School improvement driven by culture and collaboration

Research 3 minute read
When responsibility for professional development and school improvement lies with schools and school leaders, the building block of the school system is no longer a free-standing school but a cluster of schools in partnership, according to a UK academic.

Cambridge University academic Professor David Hargreaves explained to delegates to the annual ACER Research Conference how such clusters are pursuing school improvement in England.

The 17th annual ACER Research Conference addressed the theme 'School Improvement: What does the research tell us about effective strategies?' and featured four keynote addresses and 17 concurrent sessions. A number of these sessions addressed the importance of a shared learning culture and collaborative approaches to school improvement.

'For many schools the task of establishing and maintaining deep partnerships and strategic alliances with other schools is proving to be a major challenge,' Professor Hargreaves said.

'Some of the prerequisites of a self-improving school system are being established, but other features of the education service are inhibiting this project,' he said.

Professor Hargreaves said the shift of responsibility for professional development and school improvement is a profound change for the teaching profession, for local education authorities, for inspection systems and for university schools of education and research centres.

The role of strong school–community engagement in school improvement and the way such engagement benefits students and teachers and the wider community was discussed in a session co-presented by Dr Michele Lonsdale, Ms Sharon Clerke and Dr Michelle Anderson from ACER. Together, they presented research evidence and practical tips for developing strong and productive school–community partnerships that ultimately support better outcomes for students.

One such example of successful collaboration, presented by Professor Brian Caldwell and Dr Tanya Vaughan from Educational Transformations, is the powerful impact of an arts program on student wellbeing and on achievement in other areas of the curriculum – including a gain in achievement in reading of approximately one year.
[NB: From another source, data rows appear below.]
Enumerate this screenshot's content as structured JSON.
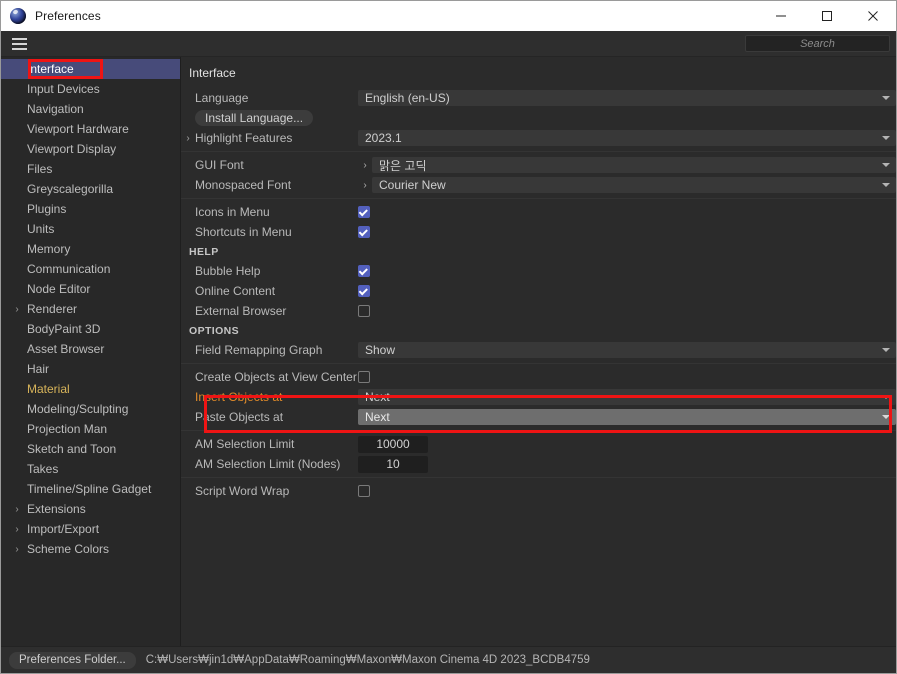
{
  "window": {
    "title": "Preferences",
    "app_icon": "cinema4d-icon",
    "minimize_label": "Minimize",
    "maximize_label": "Maximize",
    "close_label": "Close"
  },
  "menubar": {
    "hamburger_label": "Menu",
    "search": {
      "value": "",
      "placeholder": "Search"
    }
  },
  "sidebar": {
    "items": [
      {
        "label": "Interface",
        "selected": true,
        "expandable": false,
        "accent": false
      },
      {
        "label": "Input Devices",
        "selected": false,
        "expandable": false,
        "accent": false
      },
      {
        "label": "Navigation",
        "selected": false,
        "expandable": false,
        "accent": false
      },
      {
        "label": "Viewport Hardware",
        "selected": false,
        "expandable": false,
        "accent": false
      },
      {
        "label": "Viewport Display",
        "selected": false,
        "expandable": false,
        "accent": false
      },
      {
        "label": "Files",
        "selected": false,
        "expandable": false,
        "accent": false
      },
      {
        "label": "Greyscalegorilla",
        "selected": false,
        "expandable": false,
        "accent": false
      },
      {
        "label": "Plugins",
        "selected": false,
        "expandable": false,
        "accent": false
      },
      {
        "label": "Units",
        "selected": false,
        "expandable": false,
        "accent": false
      },
      {
        "label": "Memory",
        "selected": false,
        "expandable": false,
        "accent": false
      },
      {
        "label": "Communication",
        "selected": false,
        "expandable": false,
        "accent": false
      },
      {
        "label": "Node Editor",
        "selected": false,
        "expandable": false,
        "accent": false
      },
      {
        "label": "Renderer",
        "selected": false,
        "expandable": true,
        "accent": false
      },
      {
        "label": "BodyPaint 3D",
        "selected": false,
        "expandable": false,
        "accent": false
      },
      {
        "label": "Asset Browser",
        "selected": false,
        "expandable": false,
        "accent": false
      },
      {
        "label": "Hair",
        "selected": false,
        "expandable": false,
        "accent": false
      },
      {
        "label": "Material",
        "selected": false,
        "expandable": false,
        "accent": true
      },
      {
        "label": "Modeling/Sculpting",
        "selected": false,
        "expandable": false,
        "accent": false
      },
      {
        "label": "Projection Man",
        "selected": false,
        "expandable": false,
        "accent": false
      },
      {
        "label": "Sketch and Toon",
        "selected": false,
        "expandable": false,
        "accent": false
      },
      {
        "label": "Takes",
        "selected": false,
        "expandable": false,
        "accent": false
      },
      {
        "label": "Timeline/Spline Gadget",
        "selected": false,
        "expandable": false,
        "accent": false
      },
      {
        "label": "Extensions",
        "selected": false,
        "expandable": true,
        "accent": false
      },
      {
        "label": "Import/Export",
        "selected": false,
        "expandable": true,
        "accent": false
      },
      {
        "label": "Scheme Colors",
        "selected": false,
        "expandable": true,
        "accent": false
      }
    ]
  },
  "main": {
    "title": "Interface",
    "language": {
      "label": "Language",
      "value": "English (en-US)"
    },
    "install_language": {
      "label": "Install Language..."
    },
    "highlight_features": {
      "label": "Highlight Features",
      "value": "2023.1",
      "twisty": "›"
    },
    "gui_font": {
      "label": "GUI Font",
      "value": "맑은 고딕",
      "subarrow": "›"
    },
    "monospaced_font": {
      "label": "Monospaced Font",
      "value": "Courier New",
      "subarrow": "›"
    },
    "icons_in_menu": {
      "label": "Icons in Menu",
      "checked": true
    },
    "shortcuts_in_menu": {
      "label": "Shortcuts in Menu",
      "checked": true
    },
    "help_heading": "HELP",
    "bubble_help": {
      "label": "Bubble Help",
      "checked": true
    },
    "online_content": {
      "label": "Online Content",
      "checked": true
    },
    "external_browser": {
      "label": "External Browser",
      "checked": false
    },
    "options_heading": "OPTIONS",
    "field_remapping_graph": {
      "label": "Field Remapping Graph",
      "value": "Show"
    },
    "create_objects_at_view_center": {
      "label": "Create Objects at View Center",
      "checked": false
    },
    "insert_objects_at": {
      "label": "Insert Objects at",
      "value": "Next",
      "modified": true
    },
    "paste_objects_at": {
      "label": "Paste Objects at",
      "value": "Next",
      "hovered": true
    },
    "am_selection_limit": {
      "label": "AM Selection Limit",
      "value": "10000"
    },
    "am_selection_limit_nodes": {
      "label": "AM Selection Limit (Nodes)",
      "value": "10"
    },
    "script_word_wrap": {
      "label": "Script Word Wrap",
      "checked": false
    }
  },
  "footer": {
    "preferences_folder_button": "Preferences Folder...",
    "path": "C:₩Users₩jin1d₩AppData₩Roaming₩Maxon₩Maxon Cinema 4D 2023_BCDB4759"
  },
  "annotations": {
    "interface_box": "highlight-interface",
    "objects_box": "highlight-insert-paste-objects"
  },
  "colors": {
    "accent_selection": "#474b7a",
    "accent_material": "#d7b45a",
    "accent_modified": "#e08b2a",
    "checkbox_checked": "#5360bd",
    "annotation": "#ef1414"
  }
}
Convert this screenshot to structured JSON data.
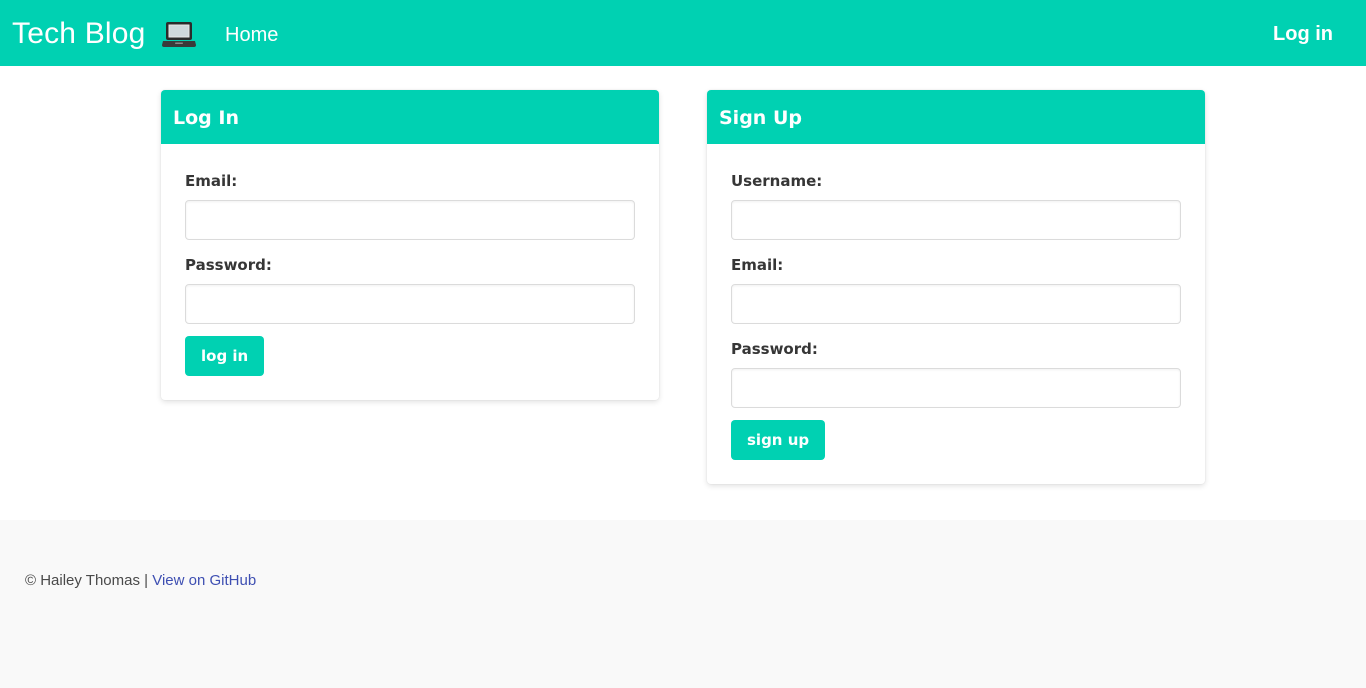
{
  "navbar": {
    "brand": "Tech Blog",
    "brand_icon": "laptop-icon",
    "home_label": "Home",
    "login_label": "Log in"
  },
  "login_card": {
    "title": "Log In",
    "email_label": "Email:",
    "email_value": "",
    "password_label": "Password:",
    "password_value": "",
    "button_label": "log in"
  },
  "signup_card": {
    "title": "Sign Up",
    "username_label": "Username:",
    "username_value": "",
    "email_label": "Email:",
    "email_value": "",
    "password_label": "Password:",
    "password_value": "",
    "button_label": "sign up"
  },
  "footer": {
    "copyright": "© Hailey Thomas",
    "separator": "|",
    "github_link": "View on GitHub"
  },
  "colors": {
    "accent": "#00d1b2",
    "link": "#3e4fb2",
    "footer_bg": "#f9f9f9"
  }
}
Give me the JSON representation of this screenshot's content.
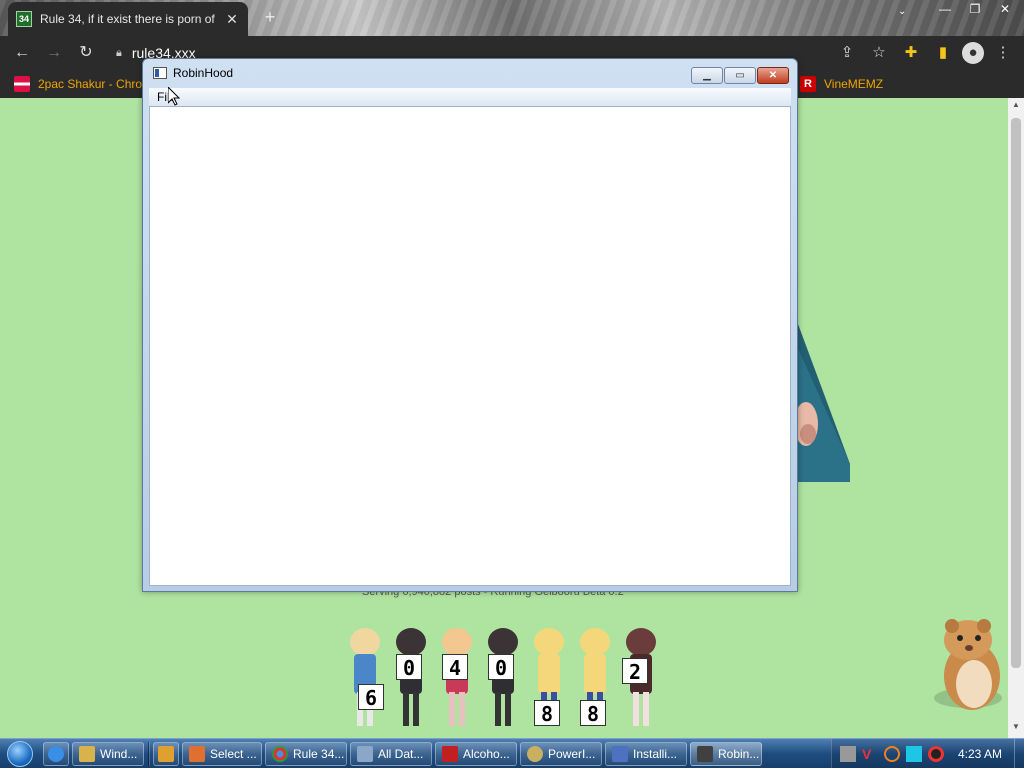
{
  "browser": {
    "tab_title": "Rule 34, if it exist there is porn of",
    "tab_favicon": "34",
    "url": "rule34.xxx",
    "bookmarks": [
      {
        "label": "2pac Shakur - Chro...",
        "icon": "bookmark-favicon"
      },
      {
        "label": "VineMEMZ",
        "icon": "r-logo"
      }
    ]
  },
  "page": {
    "serving_text": "Serving 6,940,882 posts - Running Gelbooru Beta 0.2",
    "counter_digits": [
      "6",
      "0",
      "4",
      "0",
      "8",
      "8",
      "2"
    ]
  },
  "dialog": {
    "title": "RobinHood",
    "menu": [
      "File"
    ]
  },
  "taskbar": {
    "items": [
      {
        "label": "Wind...",
        "color": "#d8b24a"
      },
      {
        "label": "",
        "color": "#e0a030"
      },
      {
        "label": "Select ...",
        "color": "#e07030"
      },
      {
        "label": "Rule 34...",
        "color": "#3c8e3c"
      },
      {
        "label": "All Dat...",
        "color": "#8aa7c8"
      },
      {
        "label": "Alcoho...",
        "color": "#c02020"
      },
      {
        "label": "PowerI...",
        "color": "#c9b060"
      },
      {
        "label": "Installi...",
        "color": "#5070c0"
      },
      {
        "label": "Robin...",
        "color": "#404040"
      }
    ],
    "clock": "4:23 AM"
  }
}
Professor Caldwell and Dr Vaughan also identified the social and economic consequences of sidelining the arts.

Also at the conference, Mr Brian Giles-Browne from Principals Australia Institute ‘Dare to Lead’ and Ms Gina Milgate from ACER shared parent and carer community voices in relation to Aboriginal and Torres Strait Islander education in school communities.

The ACER Research Conference 2012, on the theme 'School Improvement: What does the research tell us about effective strategies?' was held in Sydney from 26 to 28 August. 

Further information:
Full conference papers for each of the speakers are available from <research.acer.edu.au/research_conference/RC2012/>